He thinks you’d have to be an “American Psycho” to live here.
Despite arguably making his literary bones in NYC, writer Bret Easton Ellis likely won’t be moving back anytime soon. During a recent Big Apple trip to promote his new book “The Shards,” the novelist wondered, “How in the f–k does anyone live here?” and pondered how someone could possibly call the now “unrecognizable” metropolis home.
“I arrived Wednesday night during this horrible storm, and then the usual problems of getting your luggage, an hour waiting at Delta carousel, and then the ride into New York,” the disillusioned 58-year-old satirist told Vanity Fair while describing his recent promo tour. “I thought, ‘How does anyone live here?’”
The NYC refugee, who currently resides in his birthplace of Los Angeles, has owned an apartment in Gotham City since 1987 but reportedly hasn’t slept there for a decade, according to Vanity Fair.
Ellis said he first became disillusioned with the city after a 2016 pilgrimage to his old stomping grounds in Astor Place to meet a prospective tenant.
“I had not been to New York in at least 10 years,” said the “Rules of Attraction” author, whose East Village/Union Square digs, where he wrote “American Psycho,” recently hit the market for $1.5 million. “Around Fourth Avenue, 13th Street, I looked up from my phone and I suddenly panicked.”
He didn’t recognize his whereabouts.
“I told the driver, ‘You’re in the wrong area … We’re going to 13th Street between Third and Fourth.’ He said, ‘This is it.’ I couldn’t believe the change,” Ellis recalled.
While the screenwriter didn’t specify how exactly NYC had transformed, Ellis suggested it was a far cry from the ’90s, which he described as a “glorious time” to live in the metropolis.
“I talk to a lot of people who just simply agree — to be youngish and living in New York during that period, and to be involved in the magazine world, the glorious magazine world,” the author gushed.
It was during these supposed halcyon days that Ellis penned his opus “American Psycho,” the basis for the 2000 Christian Bale flick of the same name. The premise is that a psychopathic investment banker seemingly manages to get away with murder due to the superficial yuppie corporate culture of the 1980s.
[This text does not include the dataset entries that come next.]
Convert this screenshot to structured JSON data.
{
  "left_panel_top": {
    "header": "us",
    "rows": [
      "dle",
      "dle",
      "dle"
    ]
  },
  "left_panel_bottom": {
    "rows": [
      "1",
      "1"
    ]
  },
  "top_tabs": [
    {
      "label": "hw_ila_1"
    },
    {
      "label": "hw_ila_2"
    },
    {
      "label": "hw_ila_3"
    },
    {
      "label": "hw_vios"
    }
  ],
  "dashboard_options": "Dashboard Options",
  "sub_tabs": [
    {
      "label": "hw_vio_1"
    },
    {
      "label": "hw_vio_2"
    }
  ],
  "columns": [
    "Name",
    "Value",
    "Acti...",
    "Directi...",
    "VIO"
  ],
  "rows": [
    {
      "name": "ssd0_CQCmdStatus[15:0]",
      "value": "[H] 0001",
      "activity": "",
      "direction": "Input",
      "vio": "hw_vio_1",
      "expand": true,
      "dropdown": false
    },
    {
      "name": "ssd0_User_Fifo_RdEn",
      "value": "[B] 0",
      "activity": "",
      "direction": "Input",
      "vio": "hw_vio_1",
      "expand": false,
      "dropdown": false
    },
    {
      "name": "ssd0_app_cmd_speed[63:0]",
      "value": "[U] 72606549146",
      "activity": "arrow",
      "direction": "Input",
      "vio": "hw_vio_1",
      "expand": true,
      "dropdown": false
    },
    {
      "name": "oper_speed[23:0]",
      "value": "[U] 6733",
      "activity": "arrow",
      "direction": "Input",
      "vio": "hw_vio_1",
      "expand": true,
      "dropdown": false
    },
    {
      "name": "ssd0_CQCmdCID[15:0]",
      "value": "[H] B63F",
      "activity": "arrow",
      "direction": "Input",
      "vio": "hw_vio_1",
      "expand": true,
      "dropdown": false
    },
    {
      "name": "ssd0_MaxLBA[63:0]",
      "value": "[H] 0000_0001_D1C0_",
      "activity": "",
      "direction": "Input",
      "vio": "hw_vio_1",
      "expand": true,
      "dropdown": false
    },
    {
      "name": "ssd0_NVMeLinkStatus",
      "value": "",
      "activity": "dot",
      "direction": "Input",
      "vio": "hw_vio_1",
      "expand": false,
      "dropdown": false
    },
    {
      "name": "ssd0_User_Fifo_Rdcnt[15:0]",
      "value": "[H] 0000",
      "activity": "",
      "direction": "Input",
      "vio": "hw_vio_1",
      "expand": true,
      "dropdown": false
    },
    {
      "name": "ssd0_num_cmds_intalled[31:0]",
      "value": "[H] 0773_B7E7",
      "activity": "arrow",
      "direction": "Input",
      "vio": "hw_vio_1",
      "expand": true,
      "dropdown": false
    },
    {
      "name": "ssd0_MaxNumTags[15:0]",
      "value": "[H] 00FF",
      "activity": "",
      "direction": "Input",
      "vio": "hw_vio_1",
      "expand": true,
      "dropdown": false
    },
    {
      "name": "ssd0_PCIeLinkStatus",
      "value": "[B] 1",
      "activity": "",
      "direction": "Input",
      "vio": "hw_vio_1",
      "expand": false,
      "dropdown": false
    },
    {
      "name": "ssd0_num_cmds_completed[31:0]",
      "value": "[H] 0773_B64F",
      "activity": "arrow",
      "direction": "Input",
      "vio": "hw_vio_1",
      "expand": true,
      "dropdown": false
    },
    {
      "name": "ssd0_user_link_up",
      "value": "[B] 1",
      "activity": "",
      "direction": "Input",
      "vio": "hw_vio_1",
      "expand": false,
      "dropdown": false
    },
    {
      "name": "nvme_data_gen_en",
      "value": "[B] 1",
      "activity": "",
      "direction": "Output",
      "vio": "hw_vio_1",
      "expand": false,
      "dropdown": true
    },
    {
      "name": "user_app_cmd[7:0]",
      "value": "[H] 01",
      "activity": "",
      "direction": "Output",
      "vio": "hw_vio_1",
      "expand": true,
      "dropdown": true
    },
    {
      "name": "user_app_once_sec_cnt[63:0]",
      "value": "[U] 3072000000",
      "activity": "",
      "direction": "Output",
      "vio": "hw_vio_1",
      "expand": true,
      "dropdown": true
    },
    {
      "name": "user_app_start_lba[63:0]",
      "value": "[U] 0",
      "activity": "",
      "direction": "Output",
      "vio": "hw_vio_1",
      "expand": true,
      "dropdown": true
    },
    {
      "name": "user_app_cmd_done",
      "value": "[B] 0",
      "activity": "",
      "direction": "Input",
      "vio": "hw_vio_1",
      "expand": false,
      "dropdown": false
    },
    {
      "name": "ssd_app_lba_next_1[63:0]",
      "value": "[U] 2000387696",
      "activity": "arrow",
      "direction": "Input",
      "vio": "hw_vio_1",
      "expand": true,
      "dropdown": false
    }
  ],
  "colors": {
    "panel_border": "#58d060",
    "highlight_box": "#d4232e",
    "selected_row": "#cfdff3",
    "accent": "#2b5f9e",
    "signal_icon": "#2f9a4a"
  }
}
It’s debatable whether the Big Apple’s glory days have gone the way of the dodo. However, mayhem appears to be on the rise in modern-day New Amsterdam with major crime soaring by 36% in 2022, according to NYPD figures from last August.
Other symptoms of this purported urban decay include rampant homelessness and the deluge of migrants, many of whom were, until recently, housed at the Watson Hotel in Midtown on the taxpayer’s dime.
Disqus Shortname not set. Please check settings